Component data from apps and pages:

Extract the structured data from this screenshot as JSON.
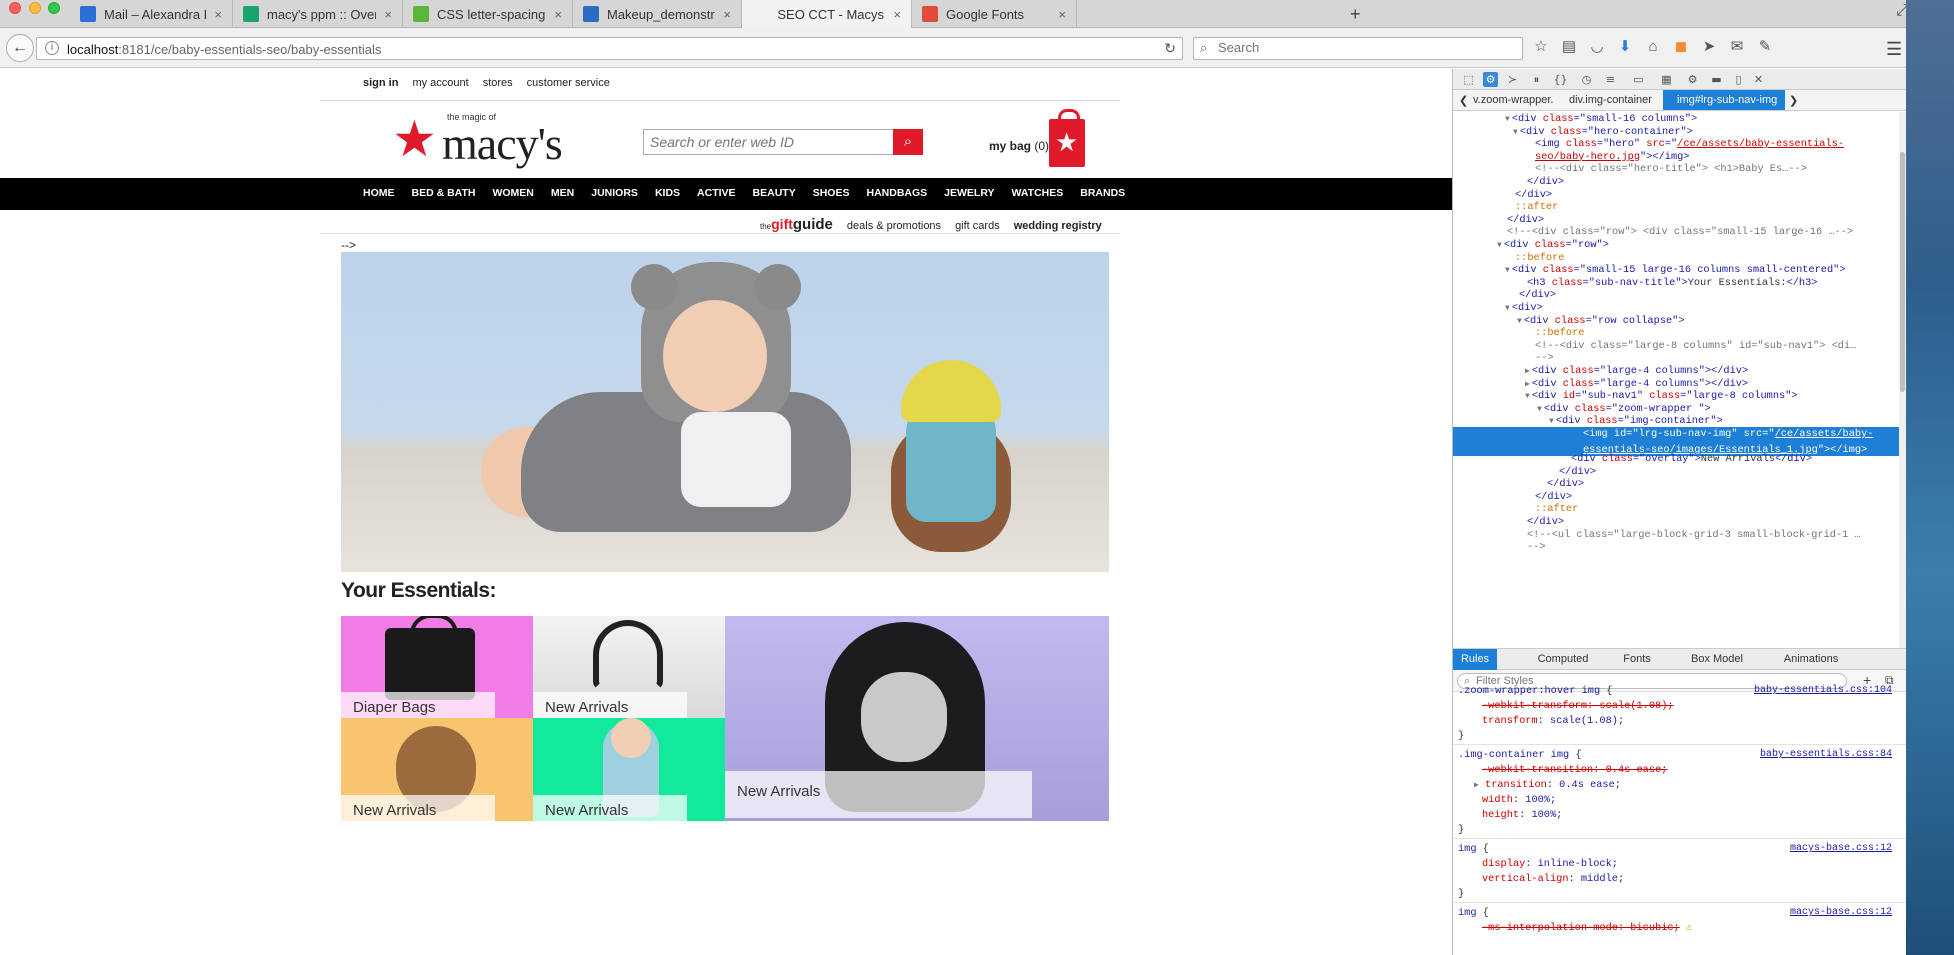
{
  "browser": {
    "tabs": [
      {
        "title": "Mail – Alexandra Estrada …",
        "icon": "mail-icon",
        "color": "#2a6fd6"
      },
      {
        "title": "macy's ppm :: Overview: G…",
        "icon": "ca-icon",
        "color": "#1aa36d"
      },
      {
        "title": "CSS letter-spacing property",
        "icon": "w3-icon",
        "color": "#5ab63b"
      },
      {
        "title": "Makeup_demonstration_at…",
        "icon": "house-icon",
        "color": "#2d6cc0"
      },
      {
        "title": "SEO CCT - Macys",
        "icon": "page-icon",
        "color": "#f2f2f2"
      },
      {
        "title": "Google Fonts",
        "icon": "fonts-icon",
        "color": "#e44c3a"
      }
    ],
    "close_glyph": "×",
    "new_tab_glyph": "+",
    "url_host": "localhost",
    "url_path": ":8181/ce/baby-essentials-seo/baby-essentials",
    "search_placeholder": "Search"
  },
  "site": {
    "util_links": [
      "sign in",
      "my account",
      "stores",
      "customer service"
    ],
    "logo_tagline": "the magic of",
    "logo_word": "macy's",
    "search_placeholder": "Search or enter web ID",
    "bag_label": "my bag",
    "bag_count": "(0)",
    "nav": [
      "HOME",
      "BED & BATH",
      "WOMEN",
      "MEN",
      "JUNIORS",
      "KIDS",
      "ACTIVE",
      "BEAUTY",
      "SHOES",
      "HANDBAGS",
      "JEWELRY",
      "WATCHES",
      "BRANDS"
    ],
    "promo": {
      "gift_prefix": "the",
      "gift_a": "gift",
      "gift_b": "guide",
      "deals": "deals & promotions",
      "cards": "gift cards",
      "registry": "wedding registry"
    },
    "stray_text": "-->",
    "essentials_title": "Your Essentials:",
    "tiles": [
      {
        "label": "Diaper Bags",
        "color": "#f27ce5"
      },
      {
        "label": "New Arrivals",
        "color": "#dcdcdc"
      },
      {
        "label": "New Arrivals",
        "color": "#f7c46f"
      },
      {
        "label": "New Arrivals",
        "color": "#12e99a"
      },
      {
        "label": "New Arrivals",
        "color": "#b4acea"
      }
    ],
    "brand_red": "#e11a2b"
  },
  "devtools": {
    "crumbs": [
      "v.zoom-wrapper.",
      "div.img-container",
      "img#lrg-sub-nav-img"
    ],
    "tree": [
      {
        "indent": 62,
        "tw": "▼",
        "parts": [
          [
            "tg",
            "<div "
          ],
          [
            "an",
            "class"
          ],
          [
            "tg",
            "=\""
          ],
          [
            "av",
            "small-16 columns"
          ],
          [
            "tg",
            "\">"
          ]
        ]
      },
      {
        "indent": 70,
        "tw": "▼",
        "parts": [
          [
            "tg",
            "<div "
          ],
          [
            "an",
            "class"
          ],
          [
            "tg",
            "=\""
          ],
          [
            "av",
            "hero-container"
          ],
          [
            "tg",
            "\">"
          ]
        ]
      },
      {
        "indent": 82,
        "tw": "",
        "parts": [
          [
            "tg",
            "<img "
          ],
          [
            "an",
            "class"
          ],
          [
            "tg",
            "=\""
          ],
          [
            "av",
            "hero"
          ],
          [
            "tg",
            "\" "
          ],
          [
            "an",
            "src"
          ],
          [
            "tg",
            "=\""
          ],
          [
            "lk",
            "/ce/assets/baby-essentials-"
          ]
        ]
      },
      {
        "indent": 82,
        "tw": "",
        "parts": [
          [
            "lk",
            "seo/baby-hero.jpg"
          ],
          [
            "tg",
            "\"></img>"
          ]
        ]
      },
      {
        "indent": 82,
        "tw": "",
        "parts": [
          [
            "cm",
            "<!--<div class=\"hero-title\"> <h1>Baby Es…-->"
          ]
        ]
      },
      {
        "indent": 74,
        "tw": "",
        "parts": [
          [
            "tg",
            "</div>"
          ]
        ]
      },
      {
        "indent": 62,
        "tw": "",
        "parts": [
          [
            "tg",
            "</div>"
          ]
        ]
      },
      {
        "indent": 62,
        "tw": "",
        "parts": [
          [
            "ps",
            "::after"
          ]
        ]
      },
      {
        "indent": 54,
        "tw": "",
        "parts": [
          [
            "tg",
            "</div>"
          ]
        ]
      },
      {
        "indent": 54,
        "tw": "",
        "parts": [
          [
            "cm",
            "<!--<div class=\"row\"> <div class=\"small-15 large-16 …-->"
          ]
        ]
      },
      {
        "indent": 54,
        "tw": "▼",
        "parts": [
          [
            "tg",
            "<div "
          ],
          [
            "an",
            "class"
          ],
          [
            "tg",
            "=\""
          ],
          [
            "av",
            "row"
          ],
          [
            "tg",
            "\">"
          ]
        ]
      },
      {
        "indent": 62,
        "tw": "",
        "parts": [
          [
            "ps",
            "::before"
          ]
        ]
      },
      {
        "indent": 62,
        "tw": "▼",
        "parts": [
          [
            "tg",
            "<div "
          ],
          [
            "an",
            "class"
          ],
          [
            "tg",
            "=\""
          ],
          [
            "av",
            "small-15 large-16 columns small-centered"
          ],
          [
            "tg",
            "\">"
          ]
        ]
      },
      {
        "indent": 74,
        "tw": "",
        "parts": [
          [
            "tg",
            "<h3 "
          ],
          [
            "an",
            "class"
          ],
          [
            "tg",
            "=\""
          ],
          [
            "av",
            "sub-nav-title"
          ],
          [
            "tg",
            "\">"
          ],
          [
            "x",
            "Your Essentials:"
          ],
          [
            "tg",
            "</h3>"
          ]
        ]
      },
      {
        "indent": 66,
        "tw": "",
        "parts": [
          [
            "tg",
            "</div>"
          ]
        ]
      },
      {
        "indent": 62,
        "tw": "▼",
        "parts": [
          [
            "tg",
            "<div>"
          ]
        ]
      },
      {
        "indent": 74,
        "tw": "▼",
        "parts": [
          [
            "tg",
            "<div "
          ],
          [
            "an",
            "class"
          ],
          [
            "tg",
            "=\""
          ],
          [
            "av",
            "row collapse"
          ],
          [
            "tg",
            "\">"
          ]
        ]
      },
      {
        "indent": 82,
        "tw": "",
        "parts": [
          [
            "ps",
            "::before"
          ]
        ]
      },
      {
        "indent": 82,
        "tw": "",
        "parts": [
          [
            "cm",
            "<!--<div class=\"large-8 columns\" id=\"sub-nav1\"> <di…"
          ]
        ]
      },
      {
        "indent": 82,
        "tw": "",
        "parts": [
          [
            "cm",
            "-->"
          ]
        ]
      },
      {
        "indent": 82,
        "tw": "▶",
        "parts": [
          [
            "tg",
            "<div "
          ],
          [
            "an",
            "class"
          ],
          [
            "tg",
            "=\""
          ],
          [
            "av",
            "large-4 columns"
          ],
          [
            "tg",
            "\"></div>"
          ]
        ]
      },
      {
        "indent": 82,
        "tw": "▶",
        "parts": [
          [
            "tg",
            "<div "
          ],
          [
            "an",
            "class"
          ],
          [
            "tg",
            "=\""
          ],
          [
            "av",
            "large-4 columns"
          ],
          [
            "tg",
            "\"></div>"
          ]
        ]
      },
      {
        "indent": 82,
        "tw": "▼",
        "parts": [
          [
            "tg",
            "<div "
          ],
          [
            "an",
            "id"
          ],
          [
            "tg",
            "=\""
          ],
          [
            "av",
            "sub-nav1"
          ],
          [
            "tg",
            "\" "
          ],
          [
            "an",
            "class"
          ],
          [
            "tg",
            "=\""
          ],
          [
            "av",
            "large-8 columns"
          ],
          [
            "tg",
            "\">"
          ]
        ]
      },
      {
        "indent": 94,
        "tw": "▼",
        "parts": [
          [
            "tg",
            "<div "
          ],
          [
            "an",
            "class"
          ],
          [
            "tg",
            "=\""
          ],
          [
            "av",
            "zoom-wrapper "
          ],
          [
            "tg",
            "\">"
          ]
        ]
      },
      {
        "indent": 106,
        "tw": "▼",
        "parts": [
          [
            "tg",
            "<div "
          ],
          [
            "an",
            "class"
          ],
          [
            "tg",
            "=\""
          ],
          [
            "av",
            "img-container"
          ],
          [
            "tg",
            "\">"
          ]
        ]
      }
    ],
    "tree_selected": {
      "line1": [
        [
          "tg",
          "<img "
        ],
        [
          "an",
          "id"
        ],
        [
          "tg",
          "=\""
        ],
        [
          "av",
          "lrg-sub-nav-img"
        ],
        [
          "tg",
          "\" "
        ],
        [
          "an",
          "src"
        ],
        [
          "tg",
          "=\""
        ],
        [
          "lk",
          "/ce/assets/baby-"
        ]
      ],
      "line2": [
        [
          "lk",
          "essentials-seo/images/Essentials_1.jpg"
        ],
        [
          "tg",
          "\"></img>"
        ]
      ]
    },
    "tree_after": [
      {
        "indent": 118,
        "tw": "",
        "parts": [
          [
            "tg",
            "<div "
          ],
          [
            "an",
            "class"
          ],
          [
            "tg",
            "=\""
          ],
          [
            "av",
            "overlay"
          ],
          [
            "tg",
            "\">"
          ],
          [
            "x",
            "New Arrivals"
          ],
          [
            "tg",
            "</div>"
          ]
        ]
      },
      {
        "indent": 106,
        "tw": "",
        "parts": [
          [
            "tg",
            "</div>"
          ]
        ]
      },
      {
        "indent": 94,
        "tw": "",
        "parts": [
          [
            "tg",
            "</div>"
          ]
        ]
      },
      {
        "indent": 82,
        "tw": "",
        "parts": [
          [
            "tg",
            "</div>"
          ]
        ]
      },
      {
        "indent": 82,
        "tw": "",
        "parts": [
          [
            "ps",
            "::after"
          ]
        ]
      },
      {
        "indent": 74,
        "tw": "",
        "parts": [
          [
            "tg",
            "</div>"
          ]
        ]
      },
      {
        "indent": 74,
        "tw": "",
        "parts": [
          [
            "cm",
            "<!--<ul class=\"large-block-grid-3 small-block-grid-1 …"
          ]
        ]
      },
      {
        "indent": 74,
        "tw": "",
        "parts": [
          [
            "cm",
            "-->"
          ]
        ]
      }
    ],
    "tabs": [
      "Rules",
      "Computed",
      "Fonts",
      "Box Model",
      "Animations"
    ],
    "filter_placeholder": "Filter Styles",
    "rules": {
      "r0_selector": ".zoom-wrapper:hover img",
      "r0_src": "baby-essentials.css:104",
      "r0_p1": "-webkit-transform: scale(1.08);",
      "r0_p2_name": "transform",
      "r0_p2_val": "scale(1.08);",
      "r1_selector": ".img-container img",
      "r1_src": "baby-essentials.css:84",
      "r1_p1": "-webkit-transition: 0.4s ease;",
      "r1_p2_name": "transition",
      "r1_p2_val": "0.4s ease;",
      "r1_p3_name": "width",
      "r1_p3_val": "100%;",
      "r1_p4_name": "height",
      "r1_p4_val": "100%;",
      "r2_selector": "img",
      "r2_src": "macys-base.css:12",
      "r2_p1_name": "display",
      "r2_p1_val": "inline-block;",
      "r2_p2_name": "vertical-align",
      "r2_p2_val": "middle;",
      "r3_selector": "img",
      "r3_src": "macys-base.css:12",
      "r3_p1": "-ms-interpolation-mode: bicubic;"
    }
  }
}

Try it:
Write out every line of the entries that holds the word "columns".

Task response:
            "small-16 columns"
            "small-15 large-16 columns small-centered"
            "<!--<div class=\"large-8 columns\" id=\"sub-nav1\"> <di…"
            "large-4 columns"
            "large-4 columns"
            "large-8 columns"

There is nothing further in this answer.